**AIM OF THE EXERCISE**
Please restate the records that follow exactly, skipping their images.

**DATA TO EXAMINE**
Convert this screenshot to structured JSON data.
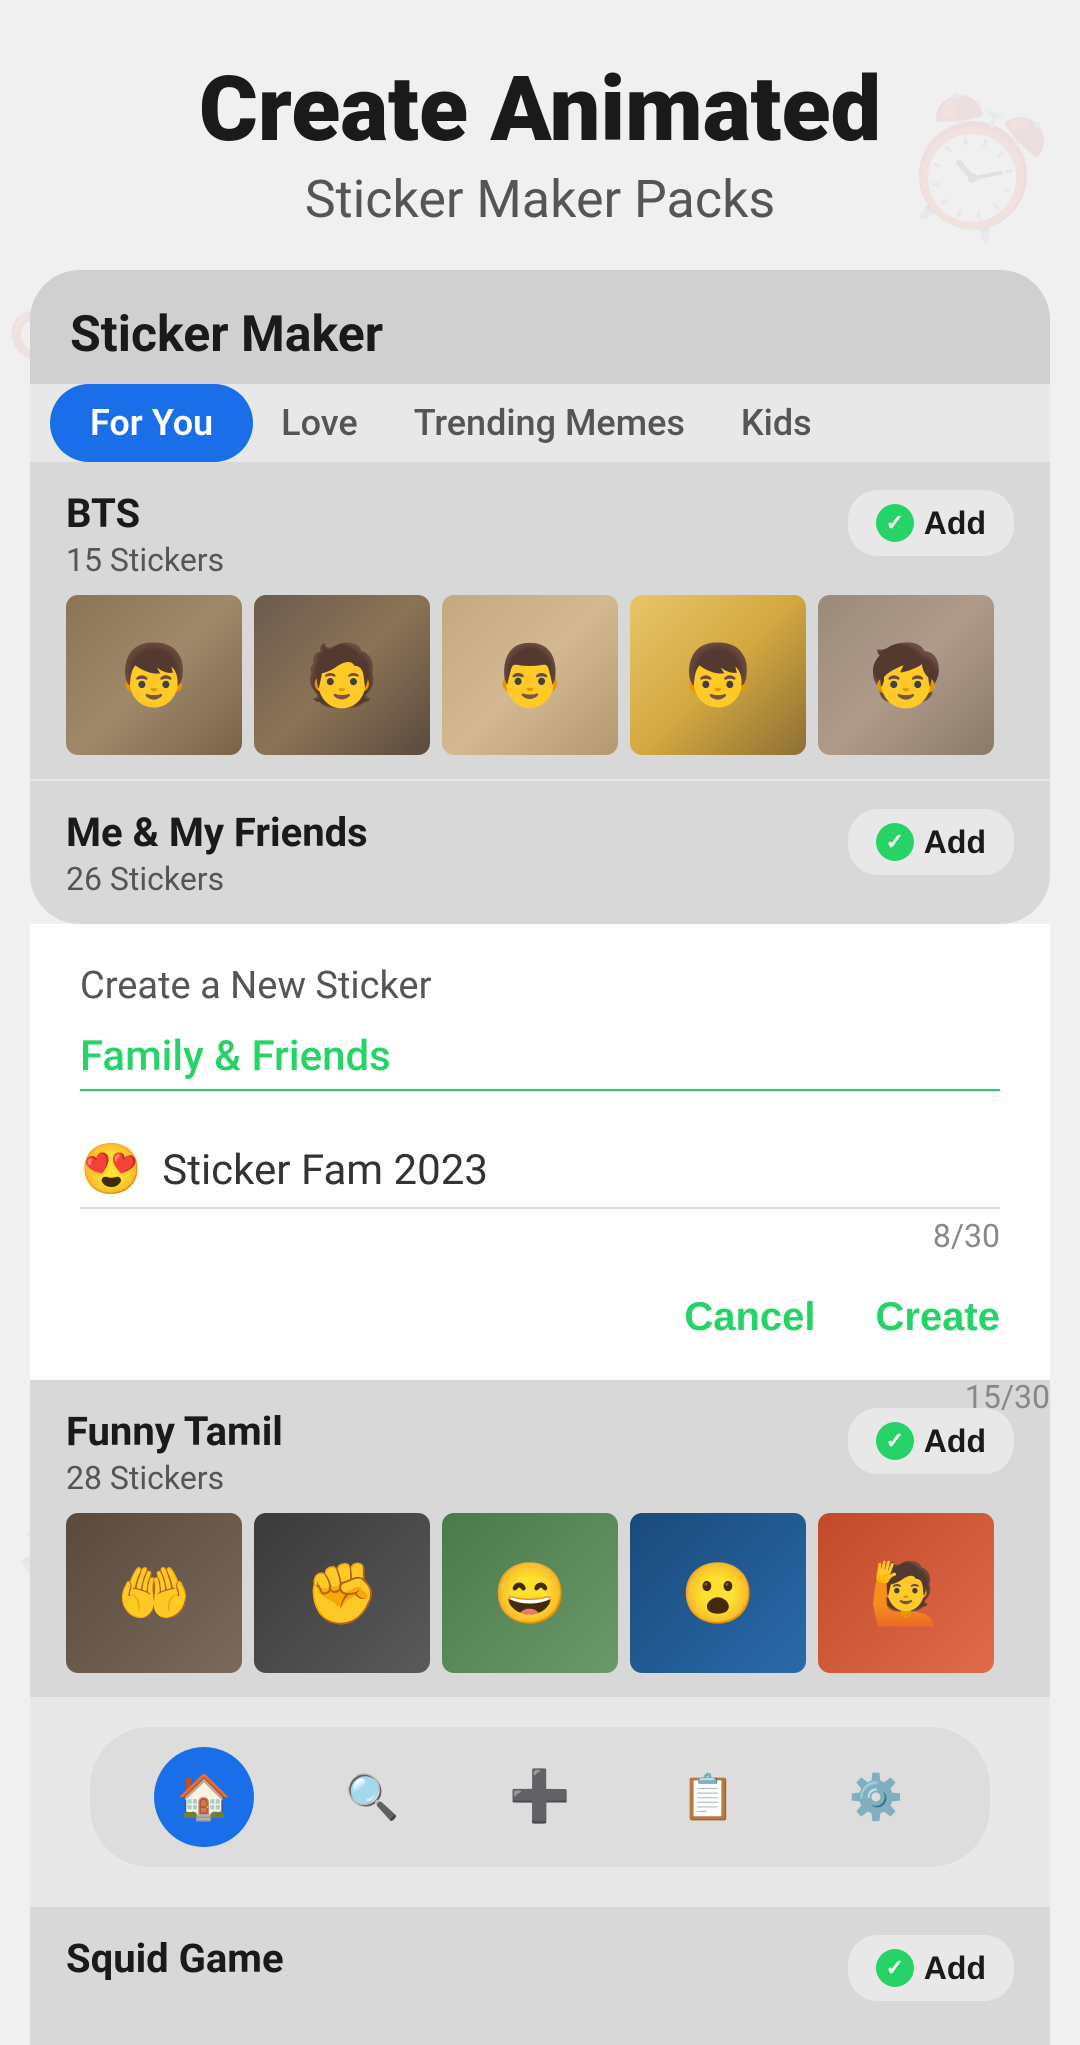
{
  "header": {
    "title_line1": "Create Animated",
    "title_line2": "Sticker Maker Packs"
  },
  "app": {
    "title": "Sticker Maker",
    "tabs": [
      {
        "id": "for-you",
        "label": "For You",
        "active": true
      },
      {
        "id": "love",
        "label": "Love",
        "active": false
      },
      {
        "id": "trending-memes",
        "label": "Trending Memes",
        "active": false
      },
      {
        "id": "kids",
        "label": "Kids",
        "active": false
      }
    ],
    "packs": [
      {
        "id": "bts",
        "name": "BTS",
        "count": "15 Stickers",
        "add_button": "Add"
      },
      {
        "id": "me-and-friends",
        "name": "Me & My Friends",
        "count": "26 Stickers",
        "add_button": "Add"
      },
      {
        "id": "funny-tamil",
        "name": "Funny Tamil",
        "count": "28 Stickers",
        "add_button": "Add"
      },
      {
        "id": "squid-game",
        "name": "Squid Game",
        "count": "",
        "add_button": "Add"
      }
    ]
  },
  "dialog": {
    "title": "Create a New Sticker",
    "input1": {
      "value": "Family & Friends",
      "counter": "15/30"
    },
    "input2": {
      "emoji": "😍",
      "value": "Sticker Fam 2023",
      "counter": "8/30"
    },
    "cancel_label": "Cancel",
    "create_label": "Create"
  },
  "bottom_nav": {
    "items": [
      {
        "id": "home",
        "icon": "🏠",
        "active": true
      },
      {
        "id": "search",
        "icon": "🔍",
        "active": false
      },
      {
        "id": "add",
        "icon": "➕",
        "active": false
      },
      {
        "id": "packs",
        "icon": "📋",
        "active": false
      },
      {
        "id": "settings",
        "icon": "⚙️",
        "active": false
      }
    ]
  }
}
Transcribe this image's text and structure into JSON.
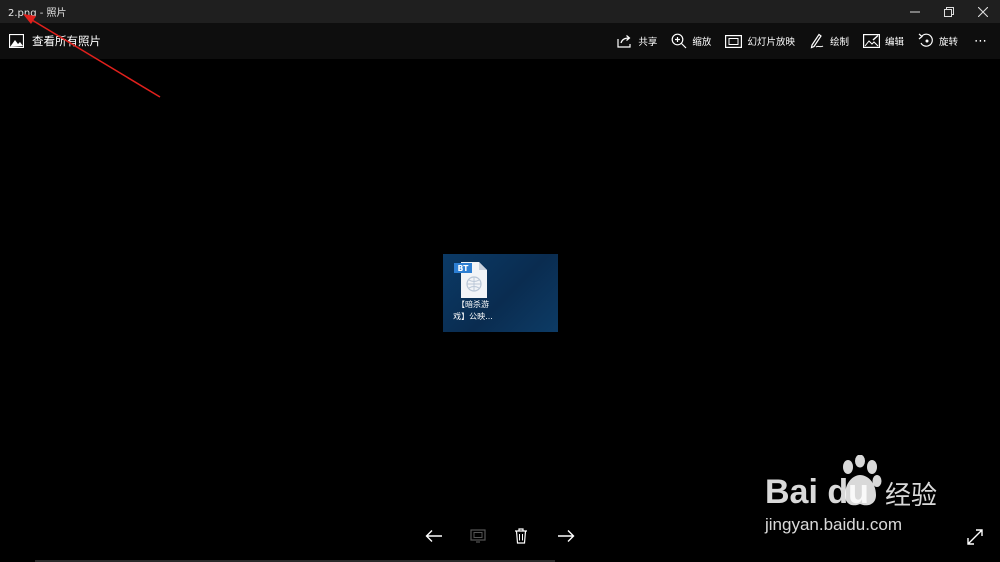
{
  "window": {
    "title": "2.png - 照片",
    "controls": [
      "minimize-icon",
      "restore-icon",
      "close-icon"
    ]
  },
  "toolbar": {
    "see_all": "查看所有照片",
    "tools": [
      {
        "label": "共享",
        "icon": "share-icon"
      },
      {
        "label": "缩放",
        "icon": "zoom-icon"
      },
      {
        "label": "幻灯片放映",
        "icon": "slideshow-icon"
      },
      {
        "label": "绘制",
        "icon": "draw-icon"
      },
      {
        "label": "编辑",
        "icon": "edit-icon"
      },
      {
        "label": "旋转",
        "icon": "rotate-icon"
      }
    ],
    "more": "⋯"
  },
  "image": {
    "file_badge": "BT",
    "file_label_line1": "【暗杀游",
    "file_label_line2": "戏】公映..."
  },
  "bottom_bar": {
    "icons": [
      "previous-arrow-icon",
      "slideshow-small-icon",
      "delete-icon",
      "next-arrow-icon"
    ],
    "fullscreen_icon": "fullscreen-icon"
  },
  "watermark": {
    "logo": "Bai du",
    "cn": "经验",
    "url": "jingyan.baidu.com"
  },
  "colors": {
    "titlebar": "#1f1f1f",
    "toolbar": "#0e0e0e",
    "background": "#000000",
    "annotation_arrow": "#e0201c"
  }
}
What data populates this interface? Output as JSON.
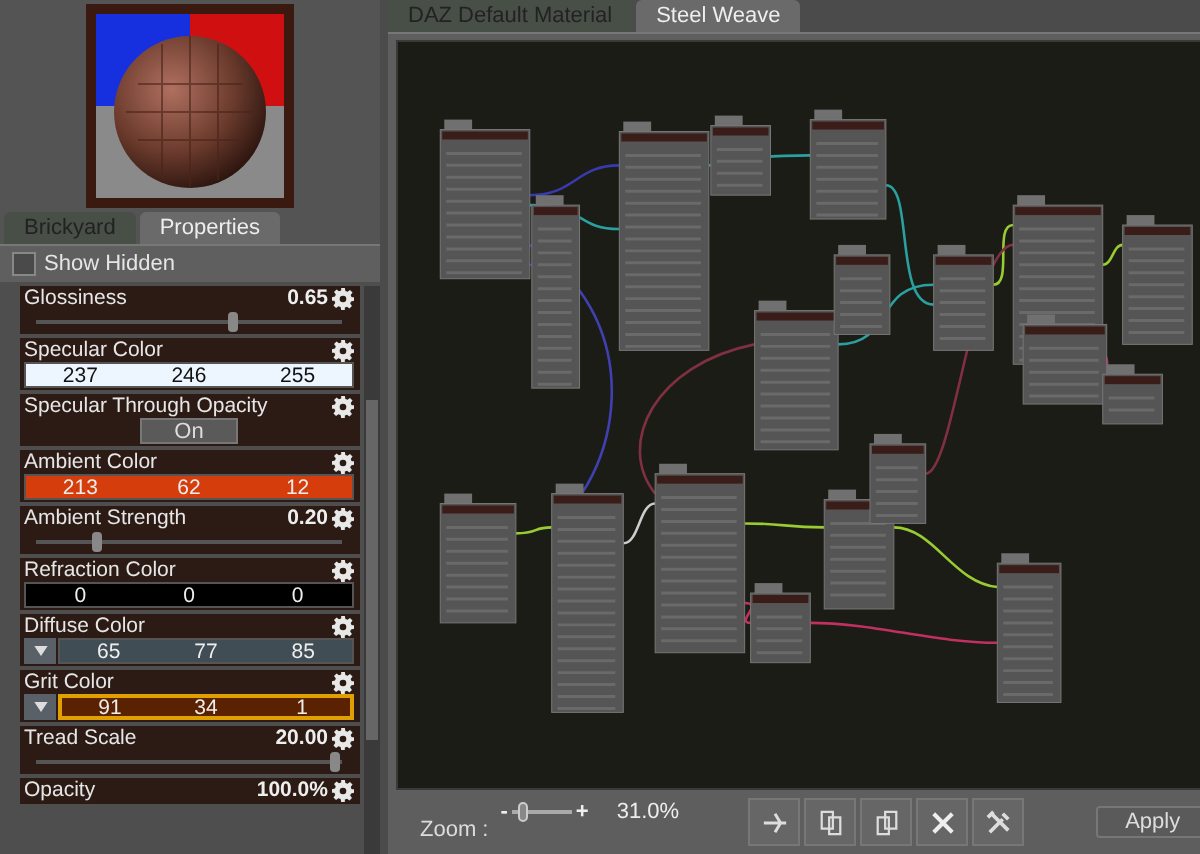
{
  "left_tabs": [
    {
      "label": "Brickyard",
      "selected": false
    },
    {
      "label": "Properties",
      "selected": true
    }
  ],
  "show_hidden": {
    "label": "Show Hidden",
    "checked": false
  },
  "properties": [
    {
      "kind": "slider",
      "label": "Glossiness",
      "value": "0.65",
      "level": 0.65
    },
    {
      "kind": "color",
      "label": "Specular Color",
      "values": [
        "237",
        "246",
        "255"
      ],
      "color": "#edf6ff",
      "map": false,
      "selected": false
    },
    {
      "kind": "toggle",
      "label": "Specular Through Opacity",
      "button": "On"
    },
    {
      "kind": "color",
      "label": "Ambient Color",
      "values": [
        "213",
        "62",
        "12"
      ],
      "color": "#d53e0c",
      "map": false,
      "selected": false
    },
    {
      "kind": "slider",
      "label": "Ambient Strength",
      "value": "0.20",
      "level": 0.2
    },
    {
      "kind": "color",
      "label": "Refraction Color",
      "values": [
        "0",
        "0",
        "0"
      ],
      "color": "#000000",
      "map": false,
      "selected": false
    },
    {
      "kind": "color",
      "label": "Diffuse Color",
      "values": [
        "65",
        "77",
        "85"
      ],
      "color": "#414d55",
      "map": true,
      "selected": false
    },
    {
      "kind": "color",
      "label": "Grit Color",
      "values": [
        "91",
        "34",
        "1"
      ],
      "color": "#5b2201",
      "map": true,
      "selected": true
    },
    {
      "kind": "slider",
      "label": "Tread Scale",
      "value": "20.00",
      "level": 0.98
    },
    {
      "kind": "slider",
      "label": "Opacity",
      "value": "100.0%"
    }
  ],
  "editor_tabs": [
    {
      "label": "DAZ Default Material",
      "selected": false
    },
    {
      "label": "Steel Weave",
      "selected": true
    }
  ],
  "zoom": {
    "label": "Zoom :",
    "minus": "-",
    "plus": "+",
    "level": 0.1,
    "value": "31.0%"
  },
  "tools": [
    {
      "kind": "cut"
    },
    {
      "kind": "copy"
    },
    {
      "kind": "paste"
    },
    {
      "kind": "delete"
    },
    {
      "kind": "tools"
    }
  ],
  "apply": "Apply"
}
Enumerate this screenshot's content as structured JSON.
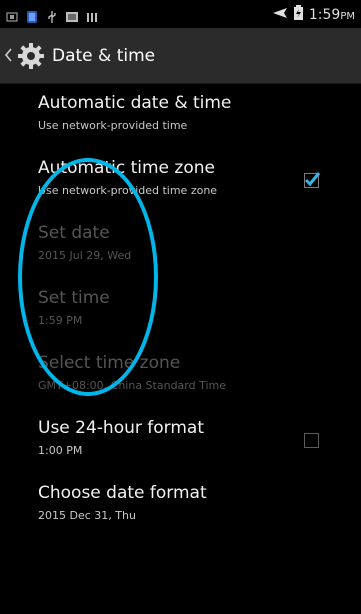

**WRITTEN SOLUTION**
Convert this screenshot to structured JSON data.
{
  "header": {
    "title_line1": "Create Animated",
    "title_line2": "Sticker Maker Packs"
  },
  "app": {
    "title": "Sticker Maker",
    "tabs": [
      {
        "id": "for-you",
        "label": "For You",
        "active": true
      },
      {
        "id": "love",
        "label": "Love",
        "active": false
      },
      {
        "id": "trending-memes",
        "label": "Trending Memes",
        "active": false
      },
      {
        "id": "kids",
        "label": "Kids",
        "active": false
      }
    ],
    "packs": [
      {
        "id": "bts",
        "name": "BTS",
        "count": "15 Stickers",
        "add_button": "Add"
      },
      {
        "id": "me-and-friends",
        "name": "Me & My Friends",
        "count": "26 Stickers",
        "add_button": "Add"
      },
      {
        "id": "funny-tamil",
        "name": "Funny Tamil",
        "count": "28 Stickers",
        "add_button": "Add"
      },
      {
        "id": "squid-game",
        "name": "Squid Game",
        "count": "",
        "add_button": "Add"
      }
    ]
  },
  "dialog": {
    "title": "Create a New Sticker",
    "input1": {
      "value": "Family & Friends",
      "counter": "15/30"
    },
    "input2": {
      "emoji": "😍",
      "value": "Sticker Fam 2023",
      "counter": "8/30"
    },
    "cancel_label": "Cancel",
    "create_label": "Create"
  },
  "bottom_nav": {
    "items": [
      {
        "id": "home",
        "icon": "🏠",
        "active": true
      },
      {
        "id": "search",
        "icon": "🔍",
        "active": false
      },
      {
        "id": "add",
        "icon": "➕",
        "active": false
      },
      {
        "id": "packs",
        "icon": "📋",
        "active": false
      },
      {
        "id": "settings",
        "icon": "⚙️",
        "active": false
      }
    ]
  }
}
Transcribe this image's text and structure into JSON.
{
  "window": {
    "title": "2.png - 照片",
    "controls": [
      "minimize-icon",
      "restore-icon",
      "close-icon"
    ]
  },
  "toolbar": {
    "see_all": "查看所有照片",
    "tools": [
      {
        "label": "共享",
        "icon": "share-icon"
      },
      {
        "label": "缩放",
        "icon": "zoom-icon"
      },
      {
        "label": "幻灯片放映",
        "icon": "slideshow-icon"
      },
      {
        "label": "绘制",
        "icon": "draw-icon"
      },
      {
        "label": "编辑",
        "icon": "edit-icon"
      },
      {
        "label": "旋转",
        "icon": "rotate-icon"
      }
    ],
    "more": "⋯"
  },
  "image": {
    "file_badge": "BT",
    "file_label_line1": "【暗杀游",
    "file_label_line2": "戏】公映..."
  },
  "bottom_bar": {
    "icons": [
      "previous-arrow-icon",
      "slideshow-small-icon",
      "delete-icon",
      "next-arrow-icon"
    ],
    "fullscreen_icon": "fullscreen-icon"
  },
  "watermark": {
    "logo": "Bai du",
    "cn": "经验",
    "url": "jingyan.baidu.com"
  },
  "colors": {
    "titlebar": "#1f1f1f",
    "toolbar": "#0e0e0e",
    "background": "#000000",
    "annotation_arrow": "#e0201c"
  }
}
What data populates this interface? Output as JSON.
{
  "left_tabs": [
    {
      "label": "Brickyard",
      "selected": false
    },
    {
      "label": "Properties",
      "selected": true
    }
  ],
  "show_hidden": {
    "label": "Show Hidden",
    "checked": false
  },
  "properties": [
    {
      "kind": "slider",
      "label": "Glossiness",
      "value": "0.65",
      "level": 0.65
    },
    {
      "kind": "color",
      "label": "Specular Color",
      "values": [
        "237",
        "246",
        "255"
      ],
      "color": "#edf6ff",
      "map": false,
      "selected": false
    },
    {
      "kind": "toggle",
      "label": "Specular Through Opacity",
      "button": "On"
    },
    {
      "kind": "color",
      "label": "Ambient Color",
      "values": [
        "213",
        "62",
        "12"
      ],
      "color": "#d53e0c",
      "map": false,
      "selected": false
    },
    {
      "kind": "slider",
      "label": "Ambient Strength",
      "value": "0.20",
      "level": 0.2
    },
    {
      "kind": "color",
      "label": "Refraction Color",
      "values": [
        "0",
        "0",
        "0"
      ],
      "color": "#000000",
      "map": false,
      "selected": false
    },
    {
      "kind": "color",
      "label": "Diffuse Color",
      "values": [
        "65",
        "77",
        "85"
      ],
      "color": "#414d55",
      "map": true,
      "selected": false
    },
    {
      "kind": "color",
      "label": "Grit Color",
      "values": [
        "91",
        "34",
        "1"
      ],
      "color": "#5b2201",
      "map": true,
      "selected": true
    },
    {
      "kind": "slider",
      "label": "Tread Scale",
      "value": "20.00",
      "level": 0.98
    },
    {
      "kind": "slider",
      "label": "Opacity",
      "value": "100.0%"
    }
  ],
  "editor_tabs": [
    {
      "label": "DAZ Default Material",
      "selected": false
    },
    {
      "label": "Steel Weave",
      "selected": true
    }
  ],
  "zoom": {
    "label": "Zoom :",
    "minus": "-",
    "plus": "+",
    "level": 0.1,
    "value": "31.0%"
  },
  "tools": [
    {
      "kind": "cut"
    },
    {
      "kind": "copy"
    },
    {
      "kind": "paste"
    },
    {
      "kind": "delete"
    },
    {
      "kind": "tools"
    }
  ],
  "apply": "Apply"
}
Enumerate this screenshot's content as structured JSON.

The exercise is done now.